Lightning Bolt drummer Brian Chippendale has been releasing solo material under the moniker Black Pus for years, largely available as CD-Rs or in the dark, noisy corners of the internet. Though he’s been toying with accessible melody in the midst of the chaos, it’s never been more apparent than on All My Relations, the first Black Pus album recorded in a professional studio. But this is still Chippendale, and there’s nothing to dissuade you from picturing him moaning through that wrestling mask microphone while manically thumping away at a drum kit.
Lightning Bolt pairs this image with Brian Gibson’s rampaging bass, but here Chippendale works an oscillator with a foot to add the wobbling scaffolding around the interlocking rhythms. His yelping and howling act as the scruffy pigeons occasionally landing on one of the ledges, threatening to tear the whole thing down. Nothing better exemplifies this duality between carefully constructed and dangerous than the seven-and-a-half-minute centerpiece “Word on the Street”. The song opens with a tribal beat, lapping waves of bassy synth pushing against each rapid pattern. Halfway through, everything falls away as Chippendale’s moaning vocals float to the sky amidst the collapsing structure.

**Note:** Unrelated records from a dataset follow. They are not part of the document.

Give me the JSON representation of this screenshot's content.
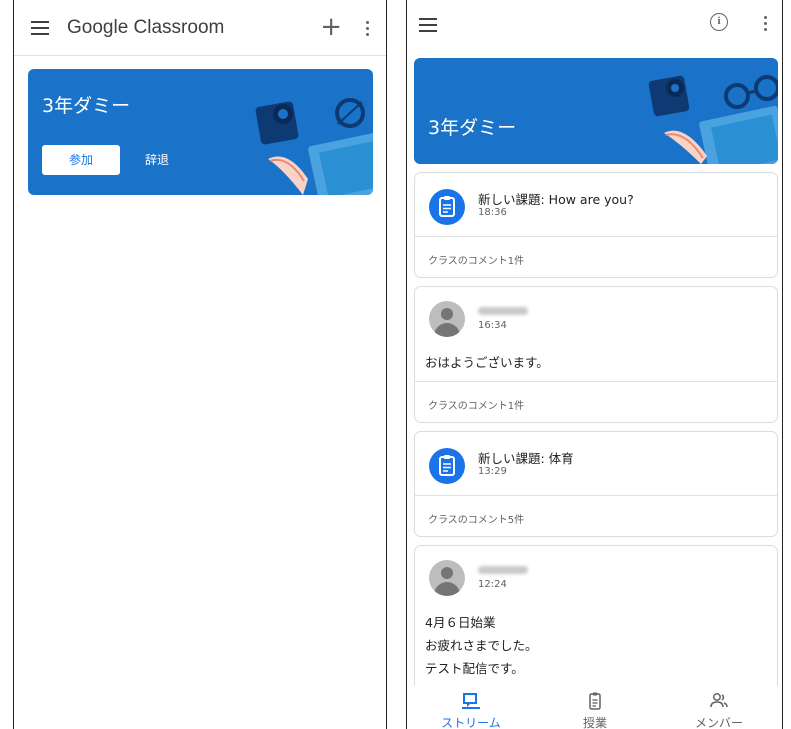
{
  "left_screen": {
    "app_title": "Google Classroom",
    "add_icon": "plus-icon",
    "menu_icon": "hamburger-menu-icon",
    "more_icon": "more-vert-icon",
    "class_card": {
      "name": "3年ダミー",
      "join_label": "参加",
      "decline_label": "辞退"
    }
  },
  "right_screen": {
    "menu_icon": "hamburger-menu-icon",
    "info_icon": "info-icon",
    "more_icon": "more-vert-icon",
    "info_glyph": "i",
    "class_name": "3年ダミー",
    "posts": [
      {
        "type": "assignment",
        "title": "新しい課題: How are you?",
        "time": "18:36",
        "comments": "クラスのコメント1件"
      },
      {
        "type": "announcement",
        "time": "16:34",
        "body": [
          "おはようございます。"
        ],
        "comments": "クラスのコメント1件"
      },
      {
        "type": "assignment",
        "title": "新しい課題: 体育",
        "time": "13:29",
        "comments": "クラスのコメント5件"
      },
      {
        "type": "announcement",
        "time": "12:24",
        "body": [
          "4月６日始業",
          "お疲れさまでした。",
          "テスト配信です。"
        ]
      }
    ],
    "bottom_nav": [
      {
        "label": "ストリーム",
        "icon": "stream-icon",
        "active": true
      },
      {
        "label": "授業",
        "icon": "classwork-icon",
        "active": false
      },
      {
        "label": "メンバー",
        "icon": "people-icon",
        "active": false
      }
    ]
  },
  "colors": {
    "accent": "#1a73e8",
    "banner": "#1a73c8"
  }
}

Later, “All Out of Sorts” contributes the type of scream-stomp brutality that Lightning Bolt fans crave, while the relatively simple beat of “Hear No Evil” takes an unexpected detour into dance punk territory. “1000 Years” hits on the catchiest melody of the disc, where fragments of lyrics peek through and each audible line favors creation and survival over the rigors of life. Clarity (albeit relative) sounds surprisingly good on Chippendale, and one has to wonder how far he’ll continue to push his tribal weirdness in this direction.
Essential Tracks: “Word on the Street”, “1000 Years”